The player with the highest card by suit receives an odd chip. Another form of a forced bet is a forced bet. An ante is another form of a forced bet. Some games have a fixed limit on the amount of bets that can be made.

Poker has become one of the most popular pastimes worldwide. It is especially popular in the United States, where it has long been played. The popularity of poker has increased as the Internet has allowed more people to play. During the turn of the millennium, televised poker helped boost the popularity of the game. There were a number of poker tournaments, including the World Series of Poker, which were developed to determine a poker champion.

When playing poker, it is important to know the rules and lingo. You should also be able to read your opponents. Your decision should be based on probability, rather than ego. And remember to be cool when bluffing. If you have a good strategy, you can probably beat your opponents!

What is a Game Slot?

A slot machine is an electronic device that can be found in casinos and adult arcades. They are programmed to pay back a certain percentage of the money you put in. There are many types of slots, including reel and video machines. The more expensive ones offer big payouts when they happen.

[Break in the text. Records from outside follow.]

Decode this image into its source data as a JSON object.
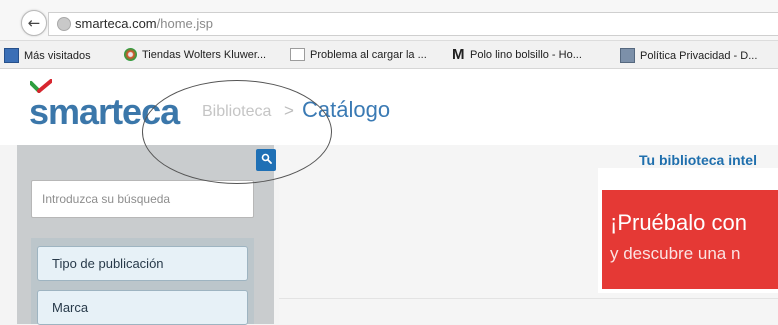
{
  "browser": {
    "url_host": "smarteca.com",
    "url_path": "/home.jsp",
    "icons": {
      "back": "back-arrow-icon",
      "site": "globe-icon"
    }
  },
  "bookmarks": [
    {
      "label": "Más visitados",
      "icon": "bookmark-folder-icon"
    },
    {
      "label": "Tiendas Wolters Kluwer...",
      "icon": "site-favicon"
    },
    {
      "label": "Problema al cargar la ...",
      "icon": "page-icon"
    },
    {
      "label": "Polo lino bolsillo - Ho...",
      "icon": "m-favicon",
      "glyph": "M"
    },
    {
      "label": "Política Privacidad - D...",
      "icon": "bin-favicon"
    }
  ],
  "header": {
    "logo": "smarteca",
    "breadcrumb_parent": "Biblioteca",
    "breadcrumb_sep": ">",
    "breadcrumb_current": "Catálogo"
  },
  "sidebar": {
    "search_placeholder": "Introduzca su búsqueda",
    "filters": [
      "Tipo de publicación",
      "Marca"
    ]
  },
  "main": {
    "tagline": "Tu biblioteca intel",
    "promo_title": "¡Pruébalo con",
    "promo_sub": "y descubre una n"
  },
  "colors": {
    "brand_blue": "#3b77aa",
    "logo_green": "#2e9e3f",
    "logo_red": "#d7262f",
    "promo_red": "#e53935",
    "search_button": "#1f70b5"
  }
}
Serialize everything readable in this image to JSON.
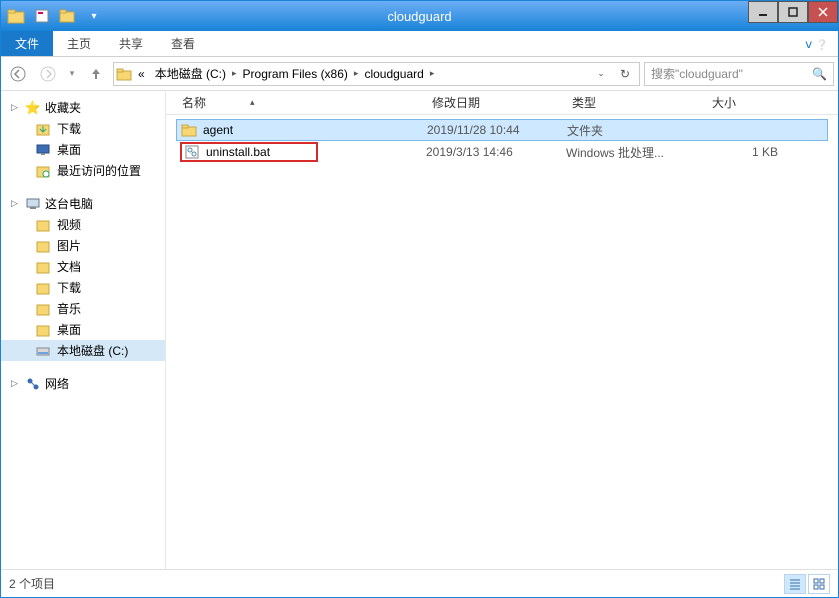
{
  "window": {
    "title": "cloudguard"
  },
  "tabs": {
    "file": "文件",
    "home": "主页",
    "share": "共享",
    "view": "查看"
  },
  "breadcrumb": {
    "prefix": "«",
    "segments": [
      "本地磁盘 (C:)",
      "Program Files (x86)",
      "cloudguard"
    ]
  },
  "search": {
    "placeholder": "搜索\"cloudguard\""
  },
  "columns": {
    "name": "名称",
    "date": "修改日期",
    "type": "类型",
    "size": "大小"
  },
  "files": [
    {
      "name": "agent",
      "date": "2019/11/28 10:44",
      "type": "文件夹",
      "size": "",
      "icon": "folder",
      "selected": true,
      "highlighted": false
    },
    {
      "name": "uninstall.bat",
      "date": "2019/3/13 14:46",
      "type": "Windows 批处理...",
      "size": "1 KB",
      "icon": "bat",
      "selected": false,
      "highlighted": true
    }
  ],
  "sidebar": {
    "favorites": {
      "label": "收藏夹",
      "items": [
        {
          "label": "下载",
          "icon": "download"
        },
        {
          "label": "桌面",
          "icon": "desktop"
        },
        {
          "label": "最近访问的位置",
          "icon": "recent"
        }
      ]
    },
    "thispc": {
      "label": "这台电脑",
      "items": [
        {
          "label": "视频",
          "icon": "video"
        },
        {
          "label": "图片",
          "icon": "pictures"
        },
        {
          "label": "文档",
          "icon": "documents"
        },
        {
          "label": "下载",
          "icon": "download"
        },
        {
          "label": "音乐",
          "icon": "music"
        },
        {
          "label": "桌面",
          "icon": "desktop"
        },
        {
          "label": "本地磁盘 (C:)",
          "icon": "drive",
          "selected": true
        }
      ]
    },
    "network": {
      "label": "网络"
    }
  },
  "status": {
    "count": "2 个项目"
  }
}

When you first pull the lever on a game slot, you will be presented with a number of symbols on the display. These include the classic bells, lucky sevens, and fruits. Depending on the machine, you may also see a bonus round. Typically, these are designed to align with the theme of the game. You can choose to play on one, two, or even three reels. This will increase the chance of you winning.

However, slot machines have come a long way since their humble beginnings. Modern slots feature microprocessors and even touch screens. Many offer multiple lines and have more features than you can shake a stick at. For instance, you might get a wild symbol that substitutes for any other symbol on the screen.

Some games even offer bonuses that can be won if you’re lucky. You can get free tickets to a bingo game, or receive merchandise. Even if you’re not a big gambler, you can still play to win. Depending on the machine, you might have to bet at least a dollar to qualify.

If you’re playing at an online casino, you’ll probably be presented with a virtual reel. However, this does not mean that the machine is cheating. In fact, the chances of winning are greater on a real physical reel. That’s because, unlike a virtual machine, the real thing has to do with probability.

On a traditional slot machine, the odds of you spinning off a jackpot were small, if it even occurred. So, a slot machine that offers a jackpot is not the best thing to get excited about. Instead, you should try to find a game that has a pay table. This is a list of the credits you’ll receive when you land on the right combination of symbols. It will usually be listed on the top, or on the side, of the machine.

Another novelty of modern slot machines is the use of a random number generator. This can either be a software program, or a built-in system in the machine. The former is more reliable because it’s more likely to produce a winning spin.

While a slot machine might not be a perfect gamble, it’s a fun way to pass the time. As with any game, there are rules to follow. For instance, some machines have to be turned on after a certain amount of time. Sometimes, a machine will stop paying if the amount of coins you have left on the reel is less than the cost of the prize. Similarly, there are rules of thumb to follow when adjusting your bet size.

Lastly, you can check out your wins with a meter on the machine. This will show you how much you’ve been putting in.